Task goal: Copy all entries without alteration and skip the pictures they hold.

--- Information supplied Enclosed Below ---

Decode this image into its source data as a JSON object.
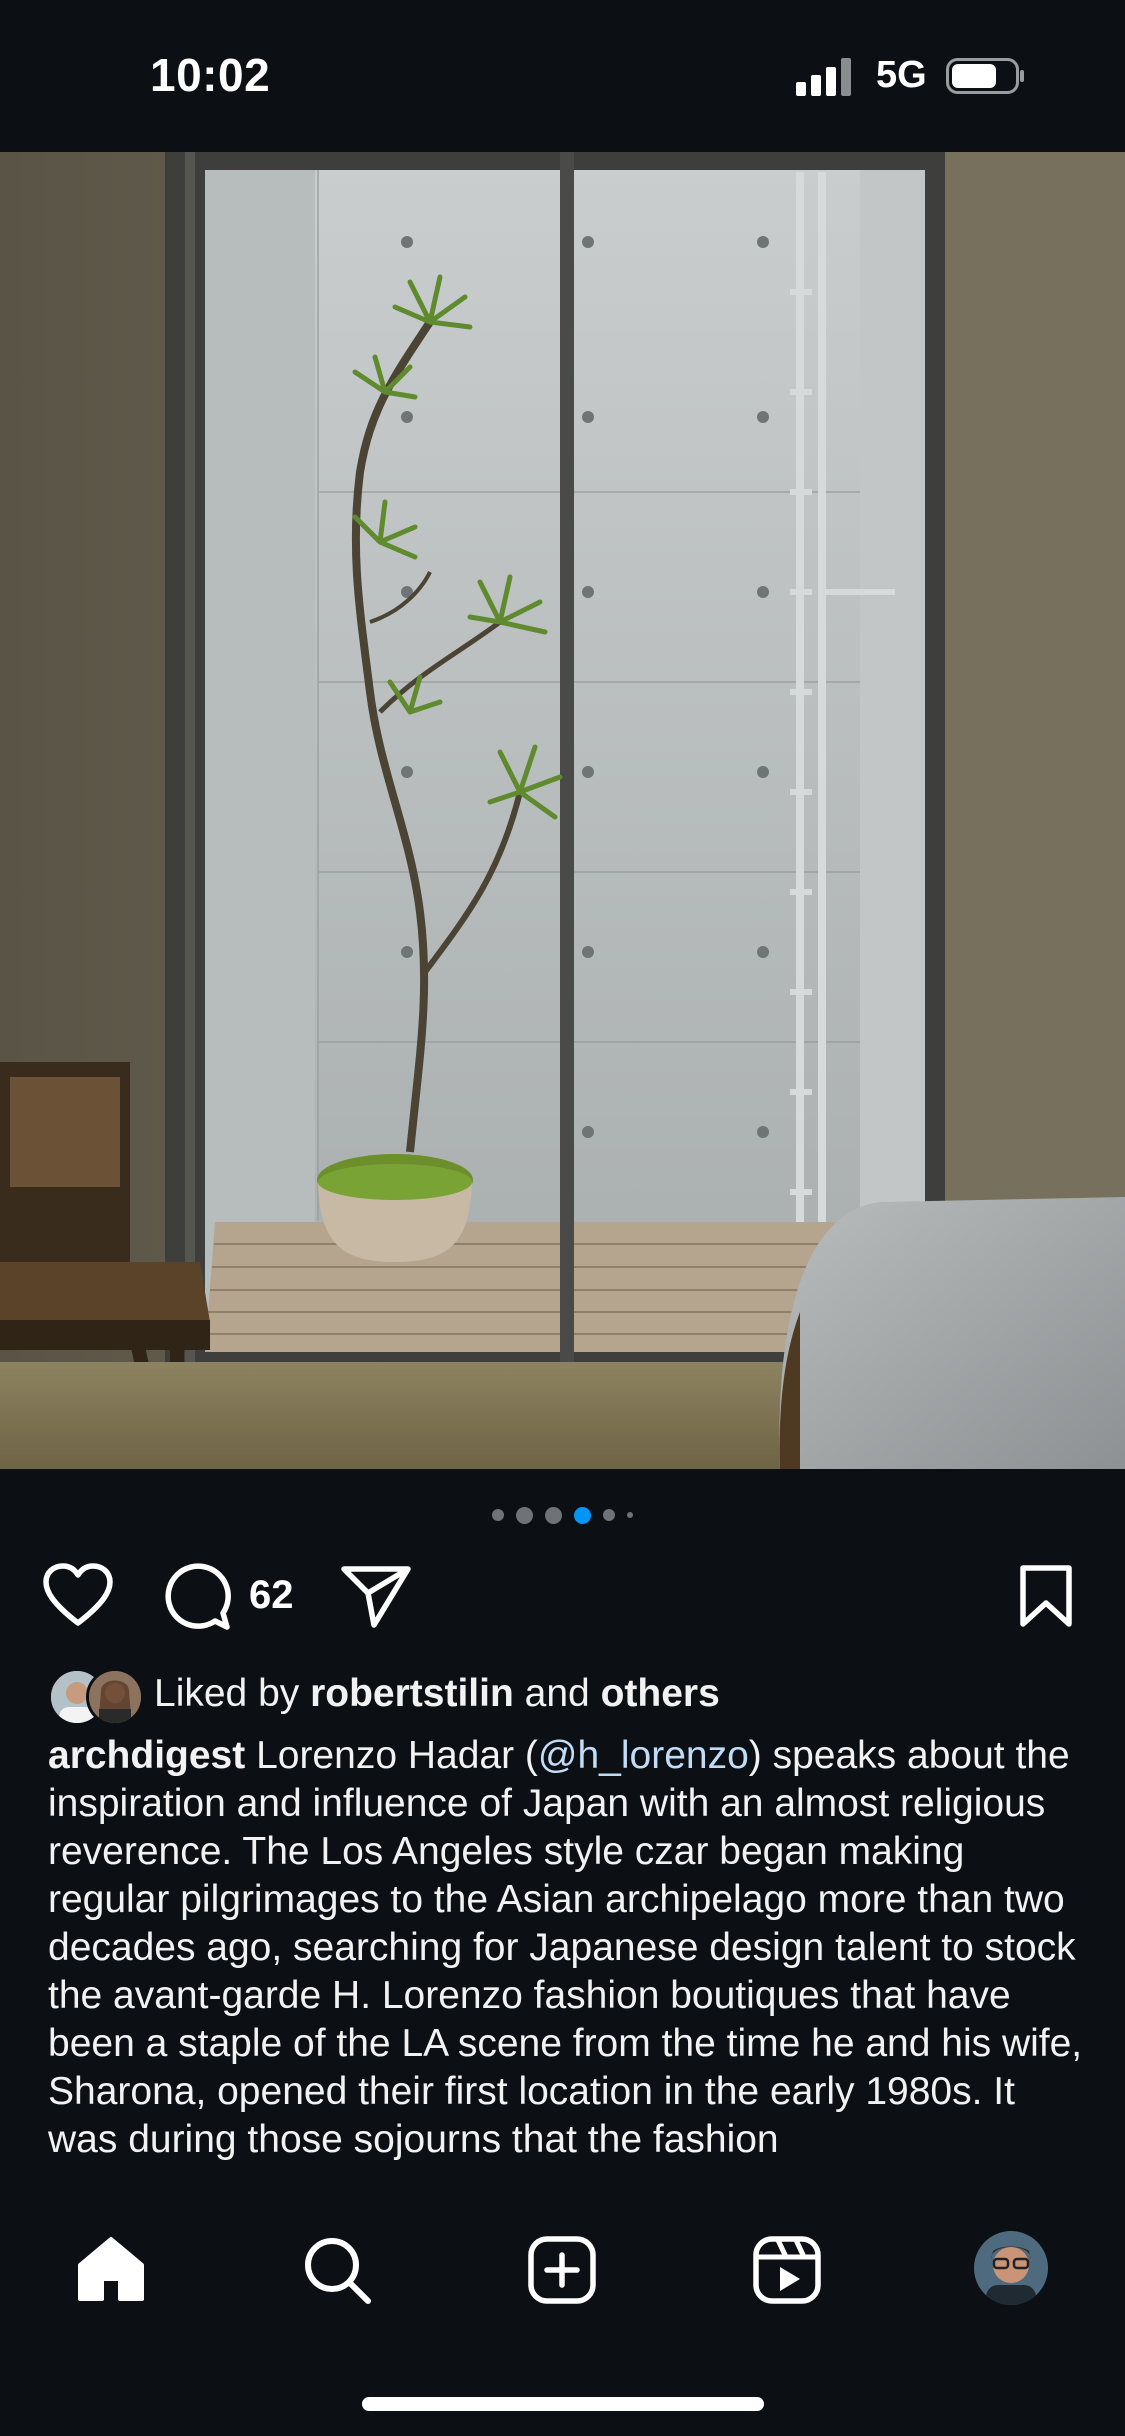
{
  "status_bar": {
    "time": "10:02",
    "network": "5G"
  },
  "post": {
    "carousel": {
      "count": 6,
      "active_index": 3
    },
    "comment_count": "62",
    "likes": {
      "prefix": "Liked by",
      "user": "robertstilin",
      "connector": "and",
      "others": "others"
    },
    "caption": {
      "username": "archdigest",
      "before_mention": " Lorenzo Hadar (",
      "mention": "@h_lorenzo",
      "after_mention": ") speaks about the inspiration and influence of Japan with an almost religious reverence. The Los Angeles style czar began making regular pilgrimages to the Asian archipelago more than two decades ago, searching for Japanese design talent to stock the avant-garde H. Lorenzo fashion boutiques that have been a staple of the LA scene from the time he and his wife, Sharona, opened their first location in the early 1980s. It was during those sojourns that the fashion"
    }
  },
  "icons": {
    "like": "heart-icon",
    "comment": "comment-icon",
    "share": "send-icon",
    "save": "bookmark-icon",
    "nav_home": "home-icon",
    "nav_search": "search-icon",
    "nav_create": "plus-square-icon",
    "nav_reels": "reels-icon",
    "nav_profile": "avatar"
  },
  "colors": {
    "background": "#0c1014",
    "accent": "#0095f6",
    "mention": "#c2dcf8"
  }
}
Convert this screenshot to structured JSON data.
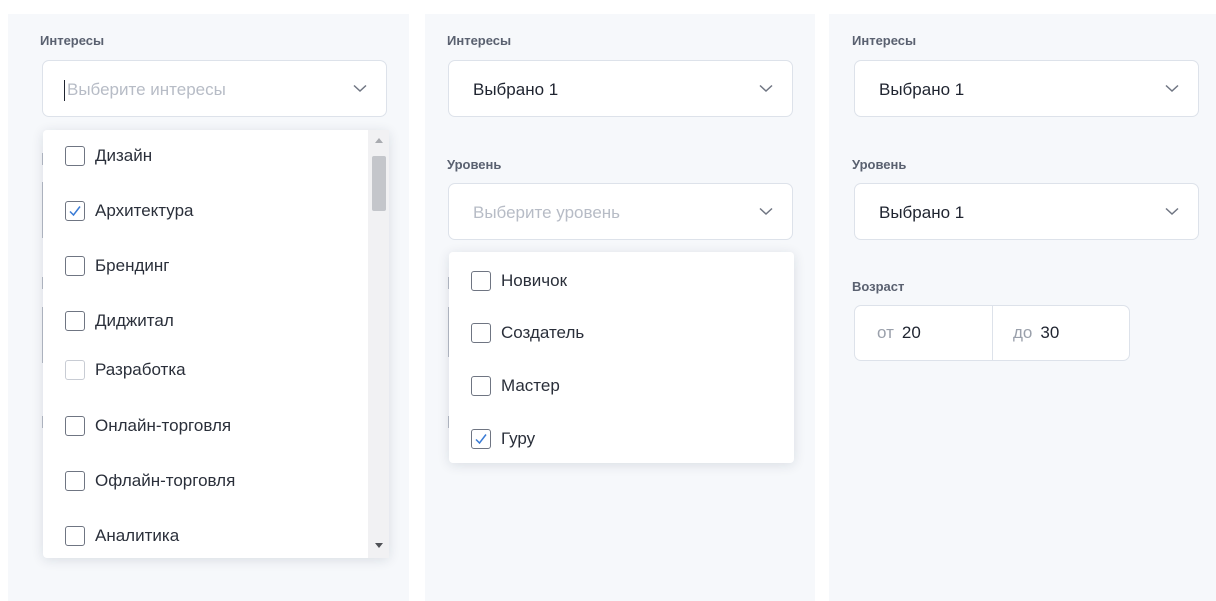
{
  "panel1": {
    "interests": {
      "label": "Интересы",
      "placeholder": "Выберите интересы",
      "options": [
        {
          "label": "Дизайн",
          "checked": false
        },
        {
          "label": "Архитектура",
          "checked": true
        },
        {
          "label": "Брендинг",
          "checked": false
        },
        {
          "label": "Диджитал",
          "checked": false
        },
        {
          "label": "Разработка",
          "checked": false
        },
        {
          "label": "Онлайн-торговля",
          "checked": false
        },
        {
          "label": "Офлайн-торговля",
          "checked": false
        },
        {
          "label": "Аналитика",
          "checked": false
        }
      ]
    }
  },
  "panel2": {
    "interests": {
      "label": "Интересы",
      "value": "Выбрано 1"
    },
    "level": {
      "label": "Уровень",
      "placeholder": "Выберите уровень",
      "options": [
        {
          "label": "Новичок",
          "checked": false
        },
        {
          "label": "Создатель",
          "checked": false
        },
        {
          "label": "Мастер",
          "checked": false
        },
        {
          "label": "Гуру",
          "checked": true
        }
      ]
    }
  },
  "panel3": {
    "interests": {
      "label": "Интересы",
      "value": "Выбрано 1"
    },
    "level": {
      "label": "Уровень",
      "value": "Выбрано 1"
    },
    "age": {
      "label": "Возраст",
      "from_prefix": "от",
      "from_value": "20",
      "to_prefix": "до",
      "to_value": "30"
    }
  },
  "colors": {
    "check": "#3a7bd5",
    "checkbox_border": "#6f7582",
    "panel_bg": "#f6f8fb"
  }
}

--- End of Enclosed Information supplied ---

Solution:
Decode this image into its source data as a JSON object.
{
  "status_bar": {
    "time": "10:02",
    "network": "5G"
  },
  "post": {
    "carousel": {
      "count": 6,
      "active_index": 3
    },
    "comment_count": "62",
    "likes": {
      "prefix": "Liked by",
      "user": "robertstilin",
      "connector": "and",
      "others": "others"
    },
    "caption": {
      "username": "archdigest",
      "before_mention": " Lorenzo Hadar (",
      "mention": "@h_lorenzo",
      "after_mention": ") speaks about the inspiration and influence of Japan with an almost religious reverence. The Los Angeles style czar began making regular pilgrimages to the Asian archipelago more than two decades ago, searching for Japanese design talent to stock the avant-garde H. Lorenzo fashion boutiques that have been a staple of the LA scene from the time he and his wife, Sharona, opened their first location in the early 1980s. It was during those sojourns that the fashion"
    }
  },
  "icons": {
    "like": "heart-icon",
    "comment": "comment-icon",
    "share": "send-icon",
    "save": "bookmark-icon",
    "nav_home": "home-icon",
    "nav_search": "search-icon",
    "nav_create": "plus-square-icon",
    "nav_reels": "reels-icon",
    "nav_profile": "avatar"
  },
  "colors": {
    "background": "#0c1014",
    "accent": "#0095f6",
    "mention": "#c2dcf8"
  }
}
Convert this screenshot to structured JSON data.
{
  "panel1": {
    "interests": {
      "label": "Интересы",
      "placeholder": "Выберите интересы",
      "options": [
        {
          "label": "Дизайн",
          "checked": false
        },
        {
          "label": "Архитектура",
          "checked": true
        },
        {
          "label": "Брендинг",
          "checked": false
        },
        {
          "label": "Диджитал",
          "checked": false
        },
        {
          "label": "Разработка",
          "checked": false
        },
        {
          "label": "Онлайн-торговля",
          "checked": false
        },
        {
          "label": "Офлайн-торговля",
          "checked": false
        },
        {
          "label": "Аналитика",
          "checked": false
        }
      ]
    }
  },
  "panel2": {
    "interests": {
      "label": "Интересы",
      "value": "Выбрано 1"
    },
    "level": {
      "label": "Уровень",
      "placeholder": "Выберите уровень",
      "options": [
        {
          "label": "Новичок",
          "checked": false
        },
        {
          "label": "Создатель",
          "checked": false
        },
        {
          "label": "Мастер",
          "checked": false
        },
        {
          "label": "Гуру",
          "checked": true
        }
      ]
    }
  },
  "panel3": {
    "interests": {
      "label": "Интересы",
      "value": "Выбрано 1"
    },
    "level": {
      "label": "Уровень",
      "value": "Выбрано 1"
    },
    "age": {
      "label": "Возраст",
      "from_prefix": "от",
      "from_value": "20",
      "to_prefix": "до",
      "to_value": "30"
    }
  },
  "colors": {
    "check": "#3a7bd5",
    "checkbox_border": "#6f7582",
    "panel_bg": "#f6f8fb"
  }
}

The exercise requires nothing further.